easier.

Jason

--
http://www.piclist.com hint: To leave the PICList
RemoveMEpiclist-unsubscribe-requestTakeThisOuTspammitvma.mit.edu

2004\04\21@013918 by William Chops Westfield

face picon face
On Tuesday, Apr 20, 2004, at 13:54 US/Pacific, Ben Hencke wrote:

>> One question (in general): any particular reason folks are so
>> enamored with the 8 pin parts? ... the costs between the 8 pin part
>> and a hefty capable 40 pin part with all the bells and whistles is
>> only a 3X price difference. In hobbyist/small scale run terms, the
>> price is negligable.

Oh come now.  3x difference is hardly "negligable"!  In my case,
"hobbyist" usage means I buy 25 or so of a particular chip and try to
use those for as much as I can...
>>
>> So I'm just wondering if there is an advantage to develop with a
>> extremely limited target as opposed to a larger more capable part?

It has something to do with balance.  I've been enamored of the little
PICs since the 16C54 first made the hobbyist press, back in 1981 or so.
  Perhaps that's cause I see microcontrollers as programmable
electronics, rather than small computers.  The bigger PICs are less
interesting; they're too much like all the other microcontroller chips
you can get.

> And for only a few times the price of some 40 pin PICs you can get a
> rabbit module with 52 i/o, 128k of ram, 256k of flash, and ethernet.

Yes, exactly.  If I'm going to use a 40 pin chip, I almost want
something nicer than a PIC.  The 8051 class goes up to 32 or 64k of
program memory in a broad family, and there are similar motorola chips,
and AVRs.  (until the 18F series, microchip's offerings were pretty
grim in the "big microcontroller" area.)  Beyond that you have
dragonballs, and powerquiccs, along with 80186 and others, and it
becomes less important to have everything on one chip.  Moreover, you
start to hit cheap off-the-shelf systems at about the $100 price point.
 Low end palmtops.  Used two-generation-old PC clones.  Gameboy
development systems.  They're just not CUTE anymore (except in their
own areas, of course...)  If I can't do it with amateur soldering
equipment on a board smaller than a palmtop, it's just not very ...
hobby-like... anymore.

BillW

--
http://www.piclist.com hint: PICList Posts must start with ONE topic:
[PIC]:,[SX]:,[AVR]: ->uP ONLY! [EE]:,[OT]: ->Other [BUY]:,[AD]: ->Ads

2004\04\21@034222 by Wouter van Ooijen

face picon face
>So I'm just wondering if there is an advantage to develop
> with a extremely
>limited target as opposed to a larger more capable part?

- Fun!
- PCB area (OK, that is mostly a cost factor so not important for a
prototype, but it might be important for instance for a gadget that you
are supposed to put on your clothes, or something that must fit in a
model rocket)

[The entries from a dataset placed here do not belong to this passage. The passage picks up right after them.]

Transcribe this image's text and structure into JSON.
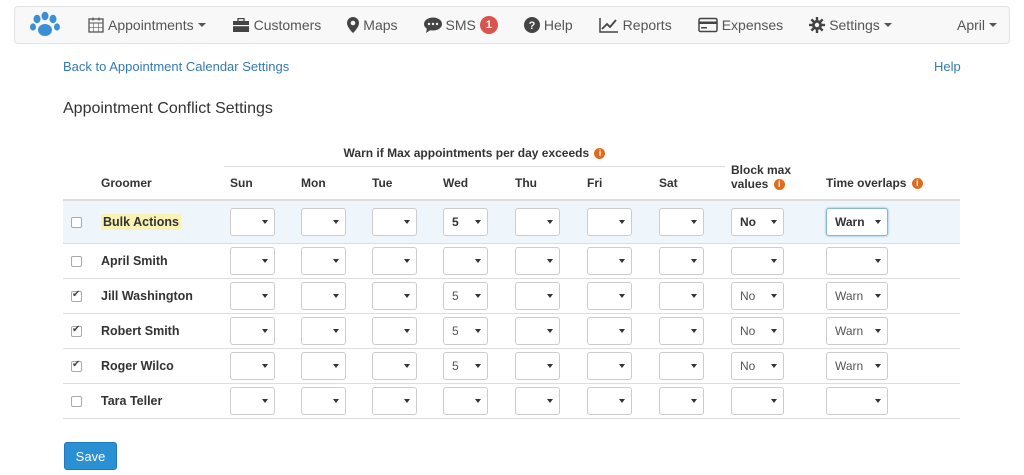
{
  "nav": {
    "items": [
      {
        "label": "Appointments",
        "icon": "calendar-icon",
        "caret": true
      },
      {
        "label": "Customers",
        "icon": "briefcase-icon",
        "caret": false
      },
      {
        "label": "Maps",
        "icon": "map-marker-icon",
        "caret": false
      },
      {
        "label": "SMS",
        "icon": "chat-icon",
        "caret": false,
        "badge": "1"
      },
      {
        "label": "Help",
        "icon": "question-circle-icon",
        "caret": false
      },
      {
        "label": "Reports",
        "icon": "line-chart-icon",
        "caret": false
      },
      {
        "label": "Expenses",
        "icon": "credit-card-icon",
        "caret": false
      },
      {
        "label": "Settings",
        "icon": "gear-icon",
        "caret": true
      }
    ],
    "user": "April"
  },
  "links": {
    "back": "Back to Appointment Calendar Settings",
    "help": "Help"
  },
  "page_title": "Appointment Conflict Settings",
  "table": {
    "group_header": "Warn if Max appointments per day exceeds",
    "columns": {
      "groomer": "Groomer",
      "days": [
        "Sun",
        "Mon",
        "Tue",
        "Wed",
        "Thu",
        "Fri",
        "Sat"
      ],
      "block_line1": "Block max",
      "block_line2": "values",
      "time_overlaps": "Time overlaps"
    },
    "rows": [
      {
        "name": "Bulk Actions",
        "checked": false,
        "days": [
          "",
          "",
          "",
          "5",
          "",
          "",
          ""
        ],
        "block": "No",
        "overlap": "Warn"
      },
      {
        "name": "April Smith",
        "checked": false,
        "days": [
          "",
          "",
          "",
          "",
          "",
          "",
          ""
        ],
        "block": "",
        "overlap": ""
      },
      {
        "name": "Jill Washington",
        "checked": true,
        "days": [
          "",
          "",
          "",
          "5",
          "",
          "",
          ""
        ],
        "block": "No",
        "overlap": "Warn"
      },
      {
        "name": "Robert Smith",
        "checked": true,
        "days": [
          "",
          "",
          "",
          "5",
          "",
          "",
          ""
        ],
        "block": "No",
        "overlap": "Warn"
      },
      {
        "name": "Roger Wilco",
        "checked": true,
        "days": [
          "",
          "",
          "",
          "5",
          "",
          "",
          ""
        ],
        "block": "No",
        "overlap": "Warn"
      },
      {
        "name": "Tara Teller",
        "checked": false,
        "days": [
          "",
          "",
          "",
          "",
          "",
          "",
          ""
        ],
        "block": "",
        "overlap": ""
      }
    ]
  },
  "save_label": "Save",
  "colors": {
    "accent": "#2a8fd3",
    "link": "#337ab7",
    "info": "#e06b1f",
    "badge": "#d9534f"
  }
}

Wouter van Ooijen

-- -------------------------------------------
Van Ooijen Technische Informatica: http://www.voti.nl
consultancy, development, PICmicro products

--
http://www.piclist.com hint: PICList Posts must start with ONE topic:
[PIC]:,[SX]:,[AVR]: ->uP ONLY! [EE]:,[OT]: ->Other [BUY]:,[AD]: ->Ads

More... (looser matching)
- Last day of these posts
- In 2004 , 2005 only
- Today
- New search...